> **Task material**
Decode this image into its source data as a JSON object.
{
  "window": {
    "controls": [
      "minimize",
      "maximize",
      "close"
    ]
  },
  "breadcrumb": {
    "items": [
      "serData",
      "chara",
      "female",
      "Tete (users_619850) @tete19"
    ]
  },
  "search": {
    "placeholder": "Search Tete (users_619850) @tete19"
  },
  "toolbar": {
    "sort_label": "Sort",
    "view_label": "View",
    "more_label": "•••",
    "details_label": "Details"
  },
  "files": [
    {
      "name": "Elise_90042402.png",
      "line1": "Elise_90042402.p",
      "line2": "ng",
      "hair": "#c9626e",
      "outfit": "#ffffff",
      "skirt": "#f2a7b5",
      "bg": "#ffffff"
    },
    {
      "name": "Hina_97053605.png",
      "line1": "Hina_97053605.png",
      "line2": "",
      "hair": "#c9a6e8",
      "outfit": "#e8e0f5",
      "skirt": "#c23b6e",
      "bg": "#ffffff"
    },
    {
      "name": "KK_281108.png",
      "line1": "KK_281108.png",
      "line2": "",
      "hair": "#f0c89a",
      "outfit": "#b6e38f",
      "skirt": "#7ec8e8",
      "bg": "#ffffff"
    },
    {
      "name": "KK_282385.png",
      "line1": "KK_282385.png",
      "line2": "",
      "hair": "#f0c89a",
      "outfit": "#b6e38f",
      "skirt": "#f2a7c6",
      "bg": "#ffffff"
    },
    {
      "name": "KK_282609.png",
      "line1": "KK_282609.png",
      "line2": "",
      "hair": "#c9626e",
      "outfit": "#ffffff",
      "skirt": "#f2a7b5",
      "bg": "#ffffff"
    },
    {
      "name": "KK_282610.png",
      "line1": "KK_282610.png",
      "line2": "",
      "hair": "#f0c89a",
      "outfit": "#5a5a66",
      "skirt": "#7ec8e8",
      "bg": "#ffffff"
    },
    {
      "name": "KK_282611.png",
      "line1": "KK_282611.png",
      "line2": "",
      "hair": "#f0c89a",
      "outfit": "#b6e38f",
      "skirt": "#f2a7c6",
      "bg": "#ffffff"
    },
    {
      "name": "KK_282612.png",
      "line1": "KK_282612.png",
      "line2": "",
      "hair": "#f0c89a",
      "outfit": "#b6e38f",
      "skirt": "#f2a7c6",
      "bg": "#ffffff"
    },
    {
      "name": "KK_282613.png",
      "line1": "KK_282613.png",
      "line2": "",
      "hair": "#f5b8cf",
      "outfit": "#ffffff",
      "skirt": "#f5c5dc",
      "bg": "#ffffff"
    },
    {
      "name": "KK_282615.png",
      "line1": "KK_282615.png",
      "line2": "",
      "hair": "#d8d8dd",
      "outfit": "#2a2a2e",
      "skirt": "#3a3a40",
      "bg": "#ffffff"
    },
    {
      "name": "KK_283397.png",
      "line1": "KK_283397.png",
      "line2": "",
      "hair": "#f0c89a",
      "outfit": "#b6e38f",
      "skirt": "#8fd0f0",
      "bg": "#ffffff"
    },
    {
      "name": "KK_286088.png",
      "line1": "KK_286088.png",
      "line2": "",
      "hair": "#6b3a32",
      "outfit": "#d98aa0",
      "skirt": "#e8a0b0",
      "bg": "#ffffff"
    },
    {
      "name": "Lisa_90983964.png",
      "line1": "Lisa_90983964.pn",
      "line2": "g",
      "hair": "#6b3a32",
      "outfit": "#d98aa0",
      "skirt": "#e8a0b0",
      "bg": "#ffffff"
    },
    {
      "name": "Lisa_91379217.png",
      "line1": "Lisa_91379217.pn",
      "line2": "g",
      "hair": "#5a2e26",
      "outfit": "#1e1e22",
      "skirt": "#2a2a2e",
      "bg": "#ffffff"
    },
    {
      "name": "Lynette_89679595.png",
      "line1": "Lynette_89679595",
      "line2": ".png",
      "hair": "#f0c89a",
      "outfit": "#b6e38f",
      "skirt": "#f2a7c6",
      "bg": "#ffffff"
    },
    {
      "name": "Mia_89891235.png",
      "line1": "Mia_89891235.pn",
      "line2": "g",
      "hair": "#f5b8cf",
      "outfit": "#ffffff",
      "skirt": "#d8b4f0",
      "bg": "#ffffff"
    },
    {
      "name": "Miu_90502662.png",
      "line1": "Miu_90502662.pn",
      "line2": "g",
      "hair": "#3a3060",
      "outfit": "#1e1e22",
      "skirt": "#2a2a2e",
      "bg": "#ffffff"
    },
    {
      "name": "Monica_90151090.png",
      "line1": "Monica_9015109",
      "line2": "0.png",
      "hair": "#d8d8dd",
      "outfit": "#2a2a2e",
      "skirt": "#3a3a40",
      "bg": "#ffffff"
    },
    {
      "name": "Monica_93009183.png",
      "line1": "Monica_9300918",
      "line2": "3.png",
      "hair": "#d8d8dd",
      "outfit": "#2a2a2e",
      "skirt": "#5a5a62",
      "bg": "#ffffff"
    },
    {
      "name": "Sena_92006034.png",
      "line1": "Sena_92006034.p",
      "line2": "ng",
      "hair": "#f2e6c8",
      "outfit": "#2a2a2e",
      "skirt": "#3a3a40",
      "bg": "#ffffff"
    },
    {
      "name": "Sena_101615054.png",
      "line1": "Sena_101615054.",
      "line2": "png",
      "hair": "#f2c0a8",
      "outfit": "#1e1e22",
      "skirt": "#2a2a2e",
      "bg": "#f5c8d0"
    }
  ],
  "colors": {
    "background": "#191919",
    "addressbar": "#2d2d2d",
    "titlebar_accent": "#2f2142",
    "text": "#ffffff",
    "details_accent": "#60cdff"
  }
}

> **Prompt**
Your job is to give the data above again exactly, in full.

> **Written response**
Decode this image into its source data as a JSON object.
{
  "window": {
    "controls": [
      "minimize",
      "maximize",
      "close"
    ]
  },
  "breadcrumb": {
    "items": [
      "serData",
      "chara",
      "female",
      "Tete (users_619850) @tete19"
    ]
  },
  "search": {
    "placeholder": "Search Tete (users_619850) @tete19"
  },
  "toolbar": {
    "sort_label": "Sort",
    "view_label": "View",
    "more_label": "•••",
    "details_label": "Details"
  },
  "files": [
    {
      "name": "Elise_90042402.png",
      "line1": "Elise_90042402.p",
      "line2": "ng",
      "hair": "#c9626e",
      "outfit": "#ffffff",
      "skirt": "#f2a7b5",
      "bg": "#ffffff"
    },
    {
      "name": "Hina_97053605.png",
      "line1": "Hina_97053605.png",
      "line2": "",
      "hair": "#c9a6e8",
      "outfit": "#e8e0f5",
      "skirt": "#c23b6e",
      "bg": "#ffffff"
    },
    {
      "name": "KK_281108.png",
      "line1": "KK_281108.png",
      "line2": "",
      "hair": "#f0c89a",
      "outfit": "#b6e38f",
      "skirt": "#7ec8e8",
      "bg": "#ffffff"
    },
    {
      "name": "KK_282385.png",
      "line1": "KK_282385.png",
      "line2": "",
      "hair": "#f0c89a",
      "outfit": "#b6e38f",
      "skirt": "#f2a7c6",
      "bg": "#ffffff"
    },
    {
      "name": "KK_282609.png",
      "line1": "KK_282609.png",
      "line2": "",
      "hair": "#c9626e",
      "outfit": "#ffffff",
      "skirt": "#f2a7b5",
      "bg": "#ffffff"
    },
    {
      "name": "KK_282610.png",
      "line1": "KK_282610.png",
      "line2": "",
      "hair": "#f0c89a",
      "outfit": "#5a5a66",
      "skirt": "#7ec8e8",
      "bg": "#ffffff"
    },
    {
      "name": "KK_282611.png",
      "line1": "KK_282611.png",
      "line2": "",
      "hair": "#f0c89a",
      "outfit": "#b6e38f",
      "skirt": "#f2a7c6",
      "bg": "#ffffff"
    },
    {
      "name": "KK_282612.png",
      "line1": "KK_282612.png",
      "line2": "",
      "hair": "#f0c89a",
      "outfit": "#b6e38f",
      "skirt": "#f2a7c6",
      "bg": "#ffffff"
    },
    {
      "name": "KK_282613.png",
      "line1": "KK_282613.png",
      "line2": "",
      "hair": "#f5b8cf",
      "outfit": "#ffffff",
      "skirt": "#f5c5dc",
      "bg": "#ffffff"
    },
    {
      "name": "KK_282615.png",
      "line1": "KK_282615.png",
      "line2": "",
      "hair": "#d8d8dd",
      "outfit": "#2a2a2e",
      "skirt": "#3a3a40",
      "bg": "#ffffff"
    },
    {
      "name": "KK_283397.png",
      "line1": "KK_283397.png",
      "line2": "",
      "hair": "#f0c89a",
      "outfit": "#b6e38f",
      "skirt": "#8fd0f0",
      "bg": "#ffffff"
    },
    {
      "name": "KK_286088.png",
      "line1": "KK_286088.png",
      "line2": "",
      "hair": "#6b3a32",
      "outfit": "#d98aa0",
      "skirt": "#e8a0b0",
      "bg": "#ffffff"
    },
    {
      "name": "Lisa_90983964.png",
      "line1": "Lisa_90983964.pn",
      "line2": "g",
      "hair": "#6b3a32",
      "outfit": "#d98aa0",
      "skirt": "#e8a0b0",
      "bg": "#ffffff"
    },
    {
      "name": "Lisa_91379217.png",
      "line1": "Lisa_91379217.pn",
      "line2": "g",
      "hair": "#5a2e26",
      "outfit": "#1e1e22",
      "skirt": "#2a2a2e",
      "bg": "#ffffff"
    },
    {
      "name": "Lynette_89679595.png",
      "line1": "Lynette_89679595",
      "line2": ".png",
      "hair": "#f0c89a",
      "outfit": "#b6e38f",
      "skirt": "#f2a7c6",
      "bg": "#ffffff"
    },
    {
      "name": "Mia_89891235.png",
      "line1": "Mia_89891235.pn",
      "line2": "g",
      "hair": "#f5b8cf",
      "outfit": "#ffffff",
      "skirt": "#d8b4f0",
      "bg": "#ffffff"
    },
    {
      "name": "Miu_90502662.png",
      "line1": "Miu_90502662.pn",
      "line2": "g",
      "hair": "#3a3060",
      "outfit": "#1e1e22",
      "skirt": "#2a2a2e",
      "bg": "#ffffff"
    },
    {
      "name": "Monica_90151090.png",
      "line1": "Monica_9015109",
      "line2": "0.png",
      "hair": "#d8d8dd",
      "outfit": "#2a2a2e",
      "skirt": "#3a3a40",
      "bg": "#ffffff"
    },
    {
      "name": "Monica_93009183.png",
      "line1": "Monica_9300918",
      "line2": "3.png",
      "hair": "#d8d8dd",
      "outfit": "#2a2a2e",
      "skirt": "#5a5a62",
      "bg": "#ffffff"
    },
    {
      "name": "Sena_92006034.png",
      "line1": "Sena_92006034.p",
      "line2": "ng",
      "hair": "#f2e6c8",
      "outfit": "#2a2a2e",
      "skirt": "#3a3a40",
      "bg": "#ffffff"
    },
    {
      "name": "Sena_101615054.png",
      "line1": "Sena_101615054.",
      "line2": "png",
      "hair": "#f2c0a8",
      "outfit": "#1e1e22",
      "skirt": "#2a2a2e",
      "bg": "#f5c8d0"
    }
  ],
  "colors": {
    "background": "#191919",
    "addressbar": "#2d2d2d",
    "titlebar_accent": "#2f2142",
    "text": "#ffffff",
    "details_accent": "#60cdff"
  }
}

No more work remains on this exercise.